South Africa: small town forced to rely on its solar energy
The story is unusual and enrages the small South African town of Frankfort, prevented from enjoying its solar energy production in a country plagued by the most serious power cuts in its history.
This rural area 140km south of Johannesburg started using locally generated power in February, mitigating the impact of power cuts of up to 12 hours a day that the country has been experiencing since late last year.
But that hasn’t been to the liking of monopolist state-owned Eskom, which launched a successful lawsuit last month over a technical argument, forcing Frankfurt’s 6,000 or so residents to stay in the dark like everyone else. .
“They fail to produce enough electricity but prevent us from using the one we produce, it makes no sense”, annoys Hans Pretorius, a local farmer.
The case, very local, underlines the frustration of many South Africans in the face of the prolonged energy crisis. The opposition even considers that it is emblematic of the obstacles encountered by private companies seeking to get out of it.
“If they don’t allow us to run our solar farm or use our own electricity, we have no choice, we will have to appeal,” the farmer told AFP. “It’s a question of survival”.
The coal-fired power stations that provide 80% of the electricity of Africa’s most industrialized country are in agony: too old, poorly maintained, their budgets hijacked by corruption. They keep breaking down.
The country has been experiencing daily blackouts since the Christmas period. These scheduled power cuts, alternating by zone, cost the country more than a billion euros per month in lost production, according to the government.
– Ubuesque and unfair –
Thando Keswa, owner of a grocery store in a township adjoining Frankfort, was forced to suspend his sale of take-out meals. His generator was costing him too much. “To burn fuel, you also burn your profits”, he says annoyed.
This chronic situation and so many others like it have prompted local businesses and individuals to come together to invest the equivalent of some 5 million euros in a solar installation. Completed in December, it is operated by Rural Free State (RFS), a subsidiary of the private company that manages the distribution network for the municipality.
The extra energy allowed the distributor to begin implementing its own power outage schedule. But at trial, Eskom argued the company had not been given permission to do so.
According to Eskom, the energy produced by the panels, which is not sufficient to fully cover the city’s needs, had already been taken into account in the calculation of the necessary load shedding levels and therefore cannot be used to reduce them.
If the local company wanted to do this, it had to use the energy it had stored as a preventive measure in batteries – which it does not currently have – argued Eskom.
If Frankfurt was allowed to break Eskom’s outage schedules, others could be encouraged to do the same, which would “seriously” increase the risk of the national grid collapsing, the public company argued.
RFS was therefore forced to switch off certain photovoltaic panels to comply with scheduled power cuts, wasting electricity that was badly needed.

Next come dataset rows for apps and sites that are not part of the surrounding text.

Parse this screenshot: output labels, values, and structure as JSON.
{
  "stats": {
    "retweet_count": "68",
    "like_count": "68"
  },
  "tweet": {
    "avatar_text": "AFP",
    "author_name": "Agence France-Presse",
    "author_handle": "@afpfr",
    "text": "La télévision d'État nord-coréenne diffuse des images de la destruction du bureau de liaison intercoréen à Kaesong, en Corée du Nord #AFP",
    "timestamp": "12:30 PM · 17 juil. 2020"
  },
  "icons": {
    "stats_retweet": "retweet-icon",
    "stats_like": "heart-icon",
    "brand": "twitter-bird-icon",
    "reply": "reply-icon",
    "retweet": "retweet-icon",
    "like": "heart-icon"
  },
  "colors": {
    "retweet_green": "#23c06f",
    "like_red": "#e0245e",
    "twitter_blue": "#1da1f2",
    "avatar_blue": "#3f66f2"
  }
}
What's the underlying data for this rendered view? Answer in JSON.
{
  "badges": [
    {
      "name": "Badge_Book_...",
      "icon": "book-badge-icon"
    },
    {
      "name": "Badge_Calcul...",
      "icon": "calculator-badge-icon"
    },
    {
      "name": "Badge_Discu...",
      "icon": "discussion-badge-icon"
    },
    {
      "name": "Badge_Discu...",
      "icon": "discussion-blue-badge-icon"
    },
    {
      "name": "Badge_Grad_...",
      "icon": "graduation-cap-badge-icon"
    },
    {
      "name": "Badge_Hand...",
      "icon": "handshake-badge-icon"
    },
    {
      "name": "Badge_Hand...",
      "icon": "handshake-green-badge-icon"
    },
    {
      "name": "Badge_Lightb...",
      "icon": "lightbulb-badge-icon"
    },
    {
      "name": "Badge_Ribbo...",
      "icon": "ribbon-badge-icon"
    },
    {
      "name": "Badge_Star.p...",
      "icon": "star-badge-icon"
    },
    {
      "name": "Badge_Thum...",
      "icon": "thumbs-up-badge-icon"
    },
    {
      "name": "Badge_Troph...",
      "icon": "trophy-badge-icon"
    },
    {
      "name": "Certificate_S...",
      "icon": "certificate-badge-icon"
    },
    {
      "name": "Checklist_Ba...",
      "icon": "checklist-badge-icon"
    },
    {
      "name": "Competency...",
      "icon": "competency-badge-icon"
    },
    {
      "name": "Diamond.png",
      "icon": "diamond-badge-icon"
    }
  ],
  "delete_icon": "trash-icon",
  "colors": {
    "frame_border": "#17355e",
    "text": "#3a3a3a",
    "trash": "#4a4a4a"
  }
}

The main opposition Democratic Alliance (DA) party has accused Eskom of acting “like a village tyrant”, protecting its monopoly. “Frankfurt case illustrates red tape against independent power producers”.
An online petition was launched this week asking for the government’s help in breaking this impasse. “Why, despite all our efforts here, should we suffer as much as people who do nothing? Is that fair?” asks Gugu Mokoena, general manager of RFS.